Removal of the ops looks ok to me. We had an internal pattern to remove instances of quant.stats that we saw being emitted by training flows.
Do the quantized types intend to be retained and supported ? There’s a fundamental difference between how TFLite expresses quantization in-tensor vs TOSA expresses it in-op. When TOSA was originally open sourced there was a question as to what happens to the tensor-carried quantization information. Our answer then was to leave it alone, even at the cost of duplicating information. The duplication made some backend analysis easier, e.g. concat needing to establish if input tensor scales match.
Hopefully the tensor-carried quantized types will remain supported and can be also augmented to support novel mechanisms, e.g. VSQuant.
I think there is pretty clear consensus that we keep them, and there seems to be consensus that we keep them in the quant dialect.
Just to reset this conversation a bit: I’m not looking to delete things that are thought out/useful, but when some of us were discussing offline the topic of cleaning up some of our old experiments, this area came up. I’m mainly trying to tidy up things that I think haven’t gone anywhere. This is both for the purpose of just having a cleaner repo and because quantization is very important and deserves more investment in our ecosystem. But when you have a half developed, experimental thing sitting there, it is just going to confuse people and make it harder to get new development going.
That’s what I’m trying to balance. There is no rush or solid line here – just doing janitorial work on old experiments.
They were a part of a specific quantization algorithm being developed at Google during the early days of the project, but it was the victim of organizational turmoil and left in a zombie state. We should have cleared it out long ago.
I believe we confirmed offline that these cases don’t really align with development upstream and they will be worked out locally to Google’s repositories.
I’ll plan to land the deletion patch in a couple of weeks to allow time to sever any incidental dependencies. Feel free to ask for more time if this creates a scheduling problem. Just trying to tidy things up… not create emergencies.
Just following up as this came up in a recent chat. I think there was still blocking part in TF repo to just deleting the majority of ops, is that current state? (Some of these just move to TFL or tf_type dialect I’d presume, using them during whichever lowering both sides, and TOSA converter side potentially additional work [I didn’t check if done]).

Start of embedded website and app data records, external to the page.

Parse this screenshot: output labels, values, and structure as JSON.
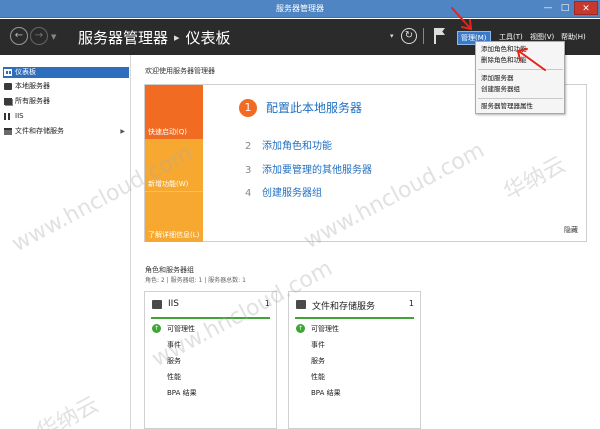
{
  "window": {
    "title": "服务器管理器",
    "min_glyph": "—",
    "max_glyph": "□",
    "close_glyph": "✕"
  },
  "header": {
    "back_glyph": "←",
    "forward_glyph": "→",
    "nav_dropdown_glyph": "▼",
    "breadcrumb_root": "服务器管理器",
    "breadcrumb_sep": "▸",
    "breadcrumb_current": "仪表板",
    "refresh_glyph": "↻",
    "caret_glyph": "▾",
    "menus": {
      "manage": "管理(M)",
      "tools": "工具(T)",
      "view": "视图(V)",
      "help": "帮助(H)"
    }
  },
  "sidebar": {
    "items": [
      {
        "label": "仪表板",
        "icon": "dashboard-icon",
        "active": true
      },
      {
        "label": "本地服务器",
        "icon": "local-server-icon",
        "active": false
      },
      {
        "label": "所有服务器",
        "icon": "all-servers-icon",
        "active": false
      },
      {
        "label": "IIS",
        "icon": "iis-icon",
        "active": false
      },
      {
        "label": "文件和存储服务",
        "icon": "storage-icon",
        "active": false
      }
    ],
    "expand_glyph": "▶"
  },
  "welcome": {
    "title": "欢迎使用服务器管理器",
    "tiles": {
      "quick_start": "快速启动(Q)",
      "new_features": "新增功能(W)",
      "learn_more": "了解详细信息(L)"
    },
    "steps": [
      {
        "num": "1",
        "label": "配置此本地服务器"
      },
      {
        "num": "2",
        "label": "添加角色和功能"
      },
      {
        "num": "3",
        "label": "添加要管理的其他服务器"
      },
      {
        "num": "4",
        "label": "创建服务器组"
      }
    ],
    "hide": "隐藏"
  },
  "roles": {
    "title": "角色和服务器组",
    "subtitle": "角色: 2 | 服务器组: 1 | 服务器总数: 1",
    "cards": [
      {
        "name": "IIS",
        "count": "1",
        "rows": [
          "可管理性",
          "事件",
          "服务",
          "性能",
          "BPA 结果"
        ]
      },
      {
        "name": "文件和存储服务",
        "count": "1",
        "rows": [
          "可管理性",
          "事件",
          "服务",
          "性能",
          "BPA 结果"
        ]
      }
    ],
    "ok_glyph": "↑"
  },
  "manage_menu": {
    "items": [
      "添加角色和功能",
      "删除角色和功能",
      "添加服务器",
      "创建服务器组",
      "服务器管理器属性"
    ]
  },
  "watermark": {
    "text_cn": "华纳云",
    "text_url": "www.hncloud.com"
  },
  "colors": {
    "accent": "#2e6fbd",
    "orange": "#f26b22",
    "tile_yellow": "#f7a830",
    "ok_green": "#3fa535",
    "annotation_red": "#e8231a"
  }
}
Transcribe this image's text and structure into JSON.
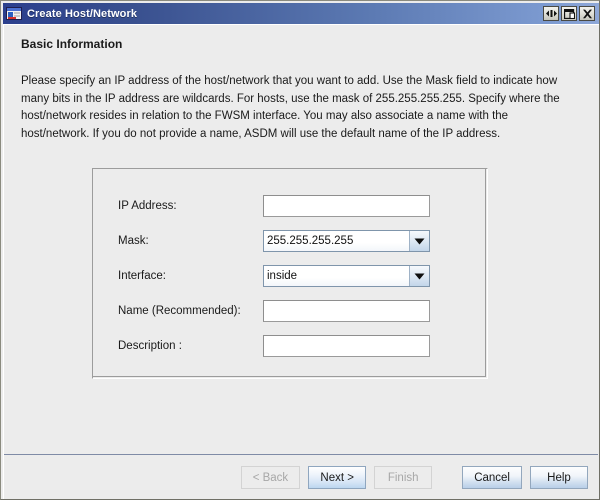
{
  "window": {
    "title": "Create Host/Network",
    "icon": "host-network-icon",
    "controls": [
      {
        "name": "minimize-button",
        "glyph": "minimize-icon"
      },
      {
        "name": "maximize-button",
        "glyph": "maximize-icon"
      },
      {
        "name": "close-button",
        "glyph": "close-icon"
      }
    ]
  },
  "page": {
    "header": "Basic Information",
    "description": "Please specify an IP address of the host/network that you want to add. Use the Mask field to indicate how many bits in the IP address are wildcards. For hosts, use the mask of 255.255.255.255. Specify where the host/network resides in relation to the FWSM interface. You may also associate a name with the host/network. If you do not provide a name, ASDM will use the default name of the IP address."
  },
  "form": {
    "fields": [
      {
        "name": "ip-address",
        "label": "IP Address:",
        "type": "text",
        "value": "",
        "placeholder": ""
      },
      {
        "name": "mask",
        "label": "Mask:",
        "type": "combo",
        "value": "255.255.255.255"
      },
      {
        "name": "interface",
        "label": "Interface:",
        "type": "combo",
        "value": "inside"
      },
      {
        "name": "name",
        "label": "Name (Recommended):",
        "type": "text",
        "value": "",
        "placeholder": ""
      },
      {
        "name": "description",
        "label": "Description :",
        "type": "text",
        "value": "",
        "placeholder": ""
      }
    ]
  },
  "buttons": [
    {
      "name": "back-button",
      "label": "< Back",
      "state": "disabled"
    },
    {
      "name": "next-button",
      "label": "Next >",
      "state": "default"
    },
    {
      "name": "finish-button",
      "label": "Finish",
      "state": "disabled"
    },
    {
      "name": "cancel-button",
      "label": "Cancel",
      "state": "normal"
    },
    {
      "name": "help-button",
      "label": "Help",
      "state": "normal"
    }
  ],
  "colors": {
    "titlebar_left": "#2b3f8d",
    "titlebar_right": "#8fa8d8",
    "dialog_background": "#ececec",
    "separator": "#7f8ba6",
    "combo_border": "#7f95ab"
  }
}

So retained followed by a round of modernization given changes in infra since these were added years ago. Is there someone looking at that/some fixed plans or “help wanted” section?

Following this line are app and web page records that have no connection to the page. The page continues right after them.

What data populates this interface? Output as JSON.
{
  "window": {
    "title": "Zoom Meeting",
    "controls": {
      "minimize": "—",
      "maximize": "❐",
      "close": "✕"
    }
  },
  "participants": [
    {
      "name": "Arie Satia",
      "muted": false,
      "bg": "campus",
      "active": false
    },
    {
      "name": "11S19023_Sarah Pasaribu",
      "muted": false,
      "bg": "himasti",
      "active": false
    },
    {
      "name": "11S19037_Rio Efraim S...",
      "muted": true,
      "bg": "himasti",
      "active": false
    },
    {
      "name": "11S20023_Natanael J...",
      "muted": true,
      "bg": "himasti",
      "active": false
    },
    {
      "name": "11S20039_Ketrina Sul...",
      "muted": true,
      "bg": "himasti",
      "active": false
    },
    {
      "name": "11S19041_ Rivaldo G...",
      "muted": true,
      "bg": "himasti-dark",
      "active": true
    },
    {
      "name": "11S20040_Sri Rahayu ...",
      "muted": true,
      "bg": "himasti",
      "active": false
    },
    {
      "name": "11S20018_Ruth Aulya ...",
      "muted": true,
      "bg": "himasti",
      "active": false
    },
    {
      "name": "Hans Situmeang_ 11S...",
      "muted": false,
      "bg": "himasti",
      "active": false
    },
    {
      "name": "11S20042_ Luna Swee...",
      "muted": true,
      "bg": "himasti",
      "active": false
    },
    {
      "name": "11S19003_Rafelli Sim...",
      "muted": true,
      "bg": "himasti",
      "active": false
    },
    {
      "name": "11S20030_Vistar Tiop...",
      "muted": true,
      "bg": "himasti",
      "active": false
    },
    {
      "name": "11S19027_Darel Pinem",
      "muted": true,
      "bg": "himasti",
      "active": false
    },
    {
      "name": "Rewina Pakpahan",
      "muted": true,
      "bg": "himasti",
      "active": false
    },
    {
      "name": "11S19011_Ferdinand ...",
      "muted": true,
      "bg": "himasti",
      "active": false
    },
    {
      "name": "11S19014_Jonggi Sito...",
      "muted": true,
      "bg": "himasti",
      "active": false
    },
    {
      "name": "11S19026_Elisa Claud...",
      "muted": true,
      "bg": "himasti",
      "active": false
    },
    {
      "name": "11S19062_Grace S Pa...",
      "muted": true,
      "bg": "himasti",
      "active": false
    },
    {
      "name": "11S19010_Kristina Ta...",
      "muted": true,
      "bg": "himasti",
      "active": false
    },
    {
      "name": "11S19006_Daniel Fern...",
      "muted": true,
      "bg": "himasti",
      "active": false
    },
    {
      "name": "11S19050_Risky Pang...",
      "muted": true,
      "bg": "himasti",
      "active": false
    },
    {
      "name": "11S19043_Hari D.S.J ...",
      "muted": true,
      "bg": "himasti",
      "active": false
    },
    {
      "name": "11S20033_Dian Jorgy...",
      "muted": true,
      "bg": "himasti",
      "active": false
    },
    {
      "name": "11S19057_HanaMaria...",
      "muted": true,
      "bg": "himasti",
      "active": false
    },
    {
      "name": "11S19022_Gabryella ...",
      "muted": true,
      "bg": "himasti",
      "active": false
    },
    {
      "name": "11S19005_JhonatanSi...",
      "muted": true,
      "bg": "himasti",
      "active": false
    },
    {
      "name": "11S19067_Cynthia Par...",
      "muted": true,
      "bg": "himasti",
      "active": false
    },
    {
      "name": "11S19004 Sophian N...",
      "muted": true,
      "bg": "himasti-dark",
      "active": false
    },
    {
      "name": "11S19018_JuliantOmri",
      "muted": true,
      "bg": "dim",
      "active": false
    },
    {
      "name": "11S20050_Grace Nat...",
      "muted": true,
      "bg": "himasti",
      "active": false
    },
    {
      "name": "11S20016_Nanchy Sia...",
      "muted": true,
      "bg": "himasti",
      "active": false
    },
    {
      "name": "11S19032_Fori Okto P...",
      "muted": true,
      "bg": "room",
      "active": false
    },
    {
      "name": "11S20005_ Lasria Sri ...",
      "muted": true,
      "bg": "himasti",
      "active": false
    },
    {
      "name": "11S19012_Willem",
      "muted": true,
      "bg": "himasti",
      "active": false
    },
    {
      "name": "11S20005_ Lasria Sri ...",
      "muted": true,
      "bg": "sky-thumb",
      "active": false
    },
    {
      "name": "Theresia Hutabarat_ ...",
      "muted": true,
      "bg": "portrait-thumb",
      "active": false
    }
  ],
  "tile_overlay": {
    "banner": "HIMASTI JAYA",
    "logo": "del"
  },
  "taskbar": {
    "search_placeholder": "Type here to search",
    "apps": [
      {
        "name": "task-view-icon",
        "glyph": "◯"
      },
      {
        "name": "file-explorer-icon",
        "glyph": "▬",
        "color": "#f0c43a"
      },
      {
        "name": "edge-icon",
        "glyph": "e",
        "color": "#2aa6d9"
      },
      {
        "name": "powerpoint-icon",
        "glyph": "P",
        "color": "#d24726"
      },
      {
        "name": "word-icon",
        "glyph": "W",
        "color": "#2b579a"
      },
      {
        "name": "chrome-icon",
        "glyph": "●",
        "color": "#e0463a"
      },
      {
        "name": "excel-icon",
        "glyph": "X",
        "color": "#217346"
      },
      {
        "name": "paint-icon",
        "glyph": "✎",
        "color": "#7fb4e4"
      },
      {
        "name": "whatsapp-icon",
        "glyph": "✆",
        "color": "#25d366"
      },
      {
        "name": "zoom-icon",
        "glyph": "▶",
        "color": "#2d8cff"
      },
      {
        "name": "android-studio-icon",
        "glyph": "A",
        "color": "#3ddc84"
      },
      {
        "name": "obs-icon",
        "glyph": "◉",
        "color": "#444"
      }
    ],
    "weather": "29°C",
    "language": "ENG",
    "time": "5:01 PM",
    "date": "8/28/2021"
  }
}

I’ve heard people wishing we had actual quantization algorithms and such here, which I think would make sense. I don’t think we want more stuff here that is just ops without users. Upgrades to the types make sense to me in principle.